[Stored entries]
+--
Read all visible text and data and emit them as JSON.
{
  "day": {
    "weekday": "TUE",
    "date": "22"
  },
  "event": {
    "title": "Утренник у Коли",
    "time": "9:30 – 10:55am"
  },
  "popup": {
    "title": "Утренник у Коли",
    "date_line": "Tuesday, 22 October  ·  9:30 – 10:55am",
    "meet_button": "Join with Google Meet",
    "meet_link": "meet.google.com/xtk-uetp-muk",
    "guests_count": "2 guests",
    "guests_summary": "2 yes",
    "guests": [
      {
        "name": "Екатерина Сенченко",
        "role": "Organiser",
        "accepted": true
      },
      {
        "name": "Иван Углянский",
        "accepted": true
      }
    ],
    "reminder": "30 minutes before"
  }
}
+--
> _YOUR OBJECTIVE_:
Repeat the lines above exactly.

> _YOUR RESPONSE_:
Read all visible text and data and emit them as JSON.
{
  "day": {
    "weekday": "TUE",
    "date": "22"
  },
  "event": {
    "title": "Утренник у Коли",
    "time": "9:30 – 10:55am"
  },
  "popup": {
    "title": "Утренник у Коли",
    "date_line": "Tuesday, 22 October  ·  9:30 – 10:55am",
    "meet_button": "Join with Google Meet",
    "meet_link": "meet.google.com/xtk-uetp-muk",
    "guests_count": "2 guests",
    "guests_summary": "2 yes",
    "guests": [
      {
        "name": "Екатерина Сенченко",
        "role": "Organiser",
        "accepted": true
      },
      {
        "name": "Иван Углянский",
        "accepted": true
      }
    ],
    "reminder": "30 minutes before"
  }
}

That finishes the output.